Your goal -> Repeat the data exactly as it appears.

++++ Material provided ++++

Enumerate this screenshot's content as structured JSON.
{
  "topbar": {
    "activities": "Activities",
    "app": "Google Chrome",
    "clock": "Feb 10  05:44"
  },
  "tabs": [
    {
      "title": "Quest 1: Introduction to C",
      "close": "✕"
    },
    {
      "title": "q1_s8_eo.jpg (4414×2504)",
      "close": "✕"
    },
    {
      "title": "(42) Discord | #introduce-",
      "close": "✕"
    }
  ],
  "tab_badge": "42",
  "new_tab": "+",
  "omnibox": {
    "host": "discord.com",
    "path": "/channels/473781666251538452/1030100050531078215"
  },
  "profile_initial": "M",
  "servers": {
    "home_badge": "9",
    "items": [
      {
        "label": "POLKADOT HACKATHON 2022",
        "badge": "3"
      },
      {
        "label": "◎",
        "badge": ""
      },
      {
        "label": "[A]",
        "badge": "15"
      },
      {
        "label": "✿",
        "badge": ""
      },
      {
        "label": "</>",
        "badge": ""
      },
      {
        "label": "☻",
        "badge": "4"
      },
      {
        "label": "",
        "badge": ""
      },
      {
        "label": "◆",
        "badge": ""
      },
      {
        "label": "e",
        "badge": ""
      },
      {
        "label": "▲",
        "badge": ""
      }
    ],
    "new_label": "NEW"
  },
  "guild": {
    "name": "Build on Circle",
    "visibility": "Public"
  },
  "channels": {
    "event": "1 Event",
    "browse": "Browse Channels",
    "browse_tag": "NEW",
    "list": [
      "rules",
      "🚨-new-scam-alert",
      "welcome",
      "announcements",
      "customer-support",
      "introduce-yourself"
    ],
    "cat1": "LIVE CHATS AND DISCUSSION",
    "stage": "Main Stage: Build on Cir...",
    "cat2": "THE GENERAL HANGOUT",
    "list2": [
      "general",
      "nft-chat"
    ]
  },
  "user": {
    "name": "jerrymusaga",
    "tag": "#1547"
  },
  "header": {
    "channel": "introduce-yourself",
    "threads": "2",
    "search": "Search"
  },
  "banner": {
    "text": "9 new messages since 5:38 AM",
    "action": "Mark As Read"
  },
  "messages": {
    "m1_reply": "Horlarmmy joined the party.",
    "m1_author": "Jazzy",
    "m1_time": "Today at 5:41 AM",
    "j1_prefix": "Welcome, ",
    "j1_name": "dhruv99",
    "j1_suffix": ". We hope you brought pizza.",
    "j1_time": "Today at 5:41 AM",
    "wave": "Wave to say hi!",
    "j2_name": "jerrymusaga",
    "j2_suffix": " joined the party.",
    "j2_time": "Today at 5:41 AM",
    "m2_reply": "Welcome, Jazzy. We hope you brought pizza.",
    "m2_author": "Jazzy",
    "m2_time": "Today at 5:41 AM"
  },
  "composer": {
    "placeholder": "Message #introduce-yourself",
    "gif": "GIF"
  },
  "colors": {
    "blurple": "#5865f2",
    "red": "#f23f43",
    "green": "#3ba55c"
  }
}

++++

Response to this exercise ->
Enumerate this screenshot's content as structured JSON.
{
  "topbar": {
    "activities": "Activities",
    "app": "Google Chrome",
    "clock": "Feb 10  05:44"
  },
  "tabs": [
    {
      "title": "Quest 1: Introduction to C",
      "close": "✕"
    },
    {
      "title": "q1_s8_eo.jpg (4414×2504)",
      "close": "✕"
    },
    {
      "title": "(42) Discord | #introduce-",
      "close": "✕"
    }
  ],
  "tab_badge": "42",
  "new_tab": "+",
  "omnibox": {
    "host": "discord.com",
    "path": "/channels/473781666251538452/1030100050531078215"
  },
  "profile_initial": "M",
  "servers": {
    "home_badge": "9",
    "items": [
      {
        "label": "POLKADOT HACKATHON 2022",
        "badge": "3"
      },
      {
        "label": "◎",
        "badge": ""
      },
      {
        "label": "[A]",
        "badge": "15"
      },
      {
        "label": "✿",
        "badge": ""
      },
      {
        "label": "</>",
        "badge": ""
      },
      {
        "label": "☻",
        "badge": "4"
      },
      {
        "label": "",
        "badge": ""
      },
      {
        "label": "◆",
        "badge": ""
      },
      {
        "label": "e",
        "badge": ""
      },
      {
        "label": "▲",
        "badge": ""
      }
    ],
    "new_label": "NEW"
  },
  "guild": {
    "name": "Build on Circle",
    "visibility": "Public"
  },
  "channels": {
    "event": "1 Event",
    "browse": "Browse Channels",
    "browse_tag": "NEW",
    "list": [
      "rules",
      "🚨-new-scam-alert",
      "welcome",
      "announcements",
      "customer-support",
      "introduce-yourself"
    ],
    "cat1": "LIVE CHATS AND DISCUSSION",
    "stage": "Main Stage: Build on Cir...",
    "cat2": "THE GENERAL HANGOUT",
    "list2": [
      "general",
      "nft-chat"
    ]
  },
  "user": {
    "name": "jerrymusaga",
    "tag": "#1547"
  },
  "header": {
    "channel": "introduce-yourself",
    "threads": "2",
    "search": "Search"
  },
  "banner": {
    "text": "9 new messages since 5:38 AM",
    "action": "Mark As Read"
  },
  "messages": {
    "m1_reply": "Horlarmmy joined the party.",
    "m1_author": "Jazzy",
    "m1_time": "Today at 5:41 AM",
    "j1_prefix": "Welcome, ",
    "j1_name": "dhruv99",
    "j1_suffix": ". We hope you brought pizza.",
    "j1_time": "Today at 5:41 AM",
    "wave": "Wave to say hi!",
    "j2_name": "jerrymusaga",
    "j2_suffix": " joined the party.",
    "j2_time": "Today at 5:41 AM",
    "m2_reply": "Welcome, Jazzy. We hope you brought pizza.",
    "m2_author": "Jazzy",
    "m2_time": "Today at 5:41 AM"
  },
  "composer": {
    "placeholder": "Message #introduce-yourself",
    "gif": "GIF"
  },
  "colors": {
    "blurple": "#5865f2",
    "red": "#f23f43",
    "green": "#3ba55c"
  }
}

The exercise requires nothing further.